For each numbered problem, if you use more than one page, staple all those pages together. Please
CS 473
Homework 2 (due February 10, 2009)
Spring 2009
CS 473: Undergraduate Algorithms, Spring 2009 Homework 2
Written solutions due Tuesday, February 10, 2009 at 11:59:59pm.
Roughly 1/3 of the students will give oral presentations of their solutions to
CS 473G: Graduate Algorithms, Spring 2007 Homework 1
Due February 6, 2007
Remember to submit separate, individually stapled solutions to each of the problems. 1. Jeff tries to make his students happy. At the beginning of class, he passes out a questionnai
CS 473G: Combinatorial Algorithms, Fall 2005 Homework 1
Due Tuesday, September 13, 2005, by midnight (11:59:59pm CDT)
Name: Net ID: Name: Net ID: Name: Net ID:
Alias:
Alias:
Alias:
Starting with Homework 1, homeworks may be done in teams of up to three pe
CS 373U: Combinatorial Algorithms, Spring 2004 Homework 1
Due Monday, February 9, 2004 at noon
Name: Net ID: Name: Net ID: Name: Net ID:
Alias: Alias: Alias:

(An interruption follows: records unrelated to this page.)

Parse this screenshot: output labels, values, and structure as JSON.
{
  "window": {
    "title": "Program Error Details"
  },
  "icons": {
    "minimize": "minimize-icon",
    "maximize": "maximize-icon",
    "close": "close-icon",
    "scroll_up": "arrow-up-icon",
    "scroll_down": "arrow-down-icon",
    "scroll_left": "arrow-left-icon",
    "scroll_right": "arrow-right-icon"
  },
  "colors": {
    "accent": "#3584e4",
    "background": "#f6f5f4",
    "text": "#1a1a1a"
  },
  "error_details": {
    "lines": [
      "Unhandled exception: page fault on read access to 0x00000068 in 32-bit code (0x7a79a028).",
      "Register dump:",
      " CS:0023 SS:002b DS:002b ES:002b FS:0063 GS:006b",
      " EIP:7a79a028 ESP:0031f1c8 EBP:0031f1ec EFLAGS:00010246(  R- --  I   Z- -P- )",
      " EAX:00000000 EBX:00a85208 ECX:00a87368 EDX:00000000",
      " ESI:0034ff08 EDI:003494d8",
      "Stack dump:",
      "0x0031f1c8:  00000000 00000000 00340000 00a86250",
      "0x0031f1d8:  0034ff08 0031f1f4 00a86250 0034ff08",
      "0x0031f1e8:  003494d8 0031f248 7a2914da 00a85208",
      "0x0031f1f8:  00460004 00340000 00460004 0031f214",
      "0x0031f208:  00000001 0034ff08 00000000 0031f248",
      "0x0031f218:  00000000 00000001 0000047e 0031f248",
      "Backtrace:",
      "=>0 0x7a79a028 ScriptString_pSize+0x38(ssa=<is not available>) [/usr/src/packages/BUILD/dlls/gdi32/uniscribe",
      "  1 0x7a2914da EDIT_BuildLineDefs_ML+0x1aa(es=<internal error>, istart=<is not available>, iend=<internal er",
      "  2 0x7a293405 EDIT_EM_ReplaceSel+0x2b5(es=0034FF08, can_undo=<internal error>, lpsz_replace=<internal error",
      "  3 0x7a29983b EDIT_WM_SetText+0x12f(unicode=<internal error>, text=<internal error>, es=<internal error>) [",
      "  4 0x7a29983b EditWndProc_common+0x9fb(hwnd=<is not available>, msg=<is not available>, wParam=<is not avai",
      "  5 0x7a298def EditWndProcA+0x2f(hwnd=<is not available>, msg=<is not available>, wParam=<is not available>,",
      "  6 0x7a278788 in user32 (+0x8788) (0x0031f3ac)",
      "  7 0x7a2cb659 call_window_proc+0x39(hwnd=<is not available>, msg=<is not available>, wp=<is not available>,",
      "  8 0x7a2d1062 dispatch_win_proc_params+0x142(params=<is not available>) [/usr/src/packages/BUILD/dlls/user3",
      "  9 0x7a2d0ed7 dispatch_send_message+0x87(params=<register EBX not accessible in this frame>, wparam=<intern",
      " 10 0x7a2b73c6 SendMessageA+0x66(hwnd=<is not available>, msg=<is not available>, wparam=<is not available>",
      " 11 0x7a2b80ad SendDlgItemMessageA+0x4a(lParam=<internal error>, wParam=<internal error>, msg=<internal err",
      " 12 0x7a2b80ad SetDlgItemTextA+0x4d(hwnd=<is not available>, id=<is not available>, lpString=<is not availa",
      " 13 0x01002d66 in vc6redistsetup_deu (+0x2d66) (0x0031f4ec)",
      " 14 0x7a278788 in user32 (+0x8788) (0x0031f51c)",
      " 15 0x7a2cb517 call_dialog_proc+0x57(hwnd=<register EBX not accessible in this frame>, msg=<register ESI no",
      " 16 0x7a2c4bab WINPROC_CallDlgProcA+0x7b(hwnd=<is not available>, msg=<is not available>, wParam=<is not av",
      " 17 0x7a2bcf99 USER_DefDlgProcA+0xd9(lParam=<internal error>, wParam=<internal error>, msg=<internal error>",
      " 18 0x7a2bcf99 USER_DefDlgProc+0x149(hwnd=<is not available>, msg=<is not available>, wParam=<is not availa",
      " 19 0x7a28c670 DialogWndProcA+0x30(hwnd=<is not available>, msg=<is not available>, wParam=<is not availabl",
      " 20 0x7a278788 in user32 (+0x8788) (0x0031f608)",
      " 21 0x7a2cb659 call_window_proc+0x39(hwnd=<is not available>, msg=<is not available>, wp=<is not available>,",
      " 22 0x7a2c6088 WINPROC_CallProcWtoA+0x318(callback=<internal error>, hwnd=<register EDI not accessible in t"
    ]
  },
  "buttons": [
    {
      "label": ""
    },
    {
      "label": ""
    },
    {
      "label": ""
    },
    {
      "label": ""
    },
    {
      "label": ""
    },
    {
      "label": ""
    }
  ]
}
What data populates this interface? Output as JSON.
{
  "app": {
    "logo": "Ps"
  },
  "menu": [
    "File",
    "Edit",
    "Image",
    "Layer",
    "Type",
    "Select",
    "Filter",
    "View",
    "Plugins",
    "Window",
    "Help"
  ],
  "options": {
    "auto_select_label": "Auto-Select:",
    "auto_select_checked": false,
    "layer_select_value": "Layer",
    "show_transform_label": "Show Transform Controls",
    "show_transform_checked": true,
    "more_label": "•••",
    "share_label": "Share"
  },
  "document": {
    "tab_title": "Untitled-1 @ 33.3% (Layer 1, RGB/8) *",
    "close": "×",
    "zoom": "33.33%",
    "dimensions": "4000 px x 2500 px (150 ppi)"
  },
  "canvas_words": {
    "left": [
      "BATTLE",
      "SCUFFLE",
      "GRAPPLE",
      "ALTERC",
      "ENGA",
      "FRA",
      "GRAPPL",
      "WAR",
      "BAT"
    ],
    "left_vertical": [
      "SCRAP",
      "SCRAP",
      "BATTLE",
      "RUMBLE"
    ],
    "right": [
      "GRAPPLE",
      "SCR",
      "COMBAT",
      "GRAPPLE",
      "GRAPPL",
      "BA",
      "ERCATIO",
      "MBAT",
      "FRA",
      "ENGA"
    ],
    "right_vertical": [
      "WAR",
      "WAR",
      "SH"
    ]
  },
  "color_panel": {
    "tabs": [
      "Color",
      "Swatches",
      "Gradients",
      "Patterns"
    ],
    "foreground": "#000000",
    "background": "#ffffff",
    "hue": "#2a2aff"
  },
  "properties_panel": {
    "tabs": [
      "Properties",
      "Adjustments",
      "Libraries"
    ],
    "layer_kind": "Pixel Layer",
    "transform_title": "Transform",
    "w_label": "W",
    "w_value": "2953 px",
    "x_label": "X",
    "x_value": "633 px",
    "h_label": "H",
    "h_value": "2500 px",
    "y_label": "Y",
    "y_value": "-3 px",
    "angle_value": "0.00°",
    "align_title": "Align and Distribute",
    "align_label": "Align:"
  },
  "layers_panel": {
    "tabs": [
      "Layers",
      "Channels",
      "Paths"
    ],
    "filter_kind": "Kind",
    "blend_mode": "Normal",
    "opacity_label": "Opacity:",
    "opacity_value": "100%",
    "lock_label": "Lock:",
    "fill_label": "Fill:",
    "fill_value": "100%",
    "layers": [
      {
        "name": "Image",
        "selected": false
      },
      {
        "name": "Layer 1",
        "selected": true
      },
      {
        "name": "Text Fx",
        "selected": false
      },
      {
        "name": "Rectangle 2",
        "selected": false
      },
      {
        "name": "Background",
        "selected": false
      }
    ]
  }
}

For this and all following homeworks, groups of up to three people can turn in a single solution
CS 573: Graduate Algorithms, Fall 2008 Homework 0
Due in class at 12:30pm, Wednesday, September 3, 2008
Name: Net ID:
Alias: I understand the course policies.
Each student must submit their own solutions for this homework. For all future homeworks, group
CS 473G: Graduate Algorithms, Spring 2007 Homework 0
Due in class at 11:00am, Tuesday, January 30, 2007
Name: Net ID:
Alias: I understand the Course Policies.
Neatly print your full name, your NetID, and an alias of your choice in the boxes above, and st
CS 373U: Combinatorial Algorithms, Spring 2004 Homework 0
Due January 28, 2004 at noon
Name: Net ID:
Alias:
I understand the Homework Instructions and FAQ.
Neatly print your full name, your NetID, and an alias of your choice in the boxes above. Grades wi
Algorithms
Lecture 27: Lower Bounds [Sp'10]
It was a Game called Yes and No, where Scrooge's nephew had to think of something, and the rest must find out what; he only answering to their questions yes or no, as the case was. The brisk fire of questioning
Algorithms
Lecture 26: Linear Programming Algorithms [Fa'10]
Simplicibus itaque verbis gaudet Mathematica Veritas, cum etiam per se simplex sit Veritatis oratio. [And thus Mathematical Truth prefers simple words, because the language of Truth is itself si
Algorithms
Lecture 10: Treaps and Skip Lists [Fa'10]
I thought the following four [rules] would be enough, provided that I made a firm and constant resolution not to fail even once in the observance of them. The first was never to accept anything as true
Algorithms
Lecture 9: Randomized Algorithms [Fa'10]
The first nuts and bolts appeared in the middle 1400's. The bolts were just screws with straight sides and a blunt end. The nuts were hand-made, and very crude. When a match was found between a nut and a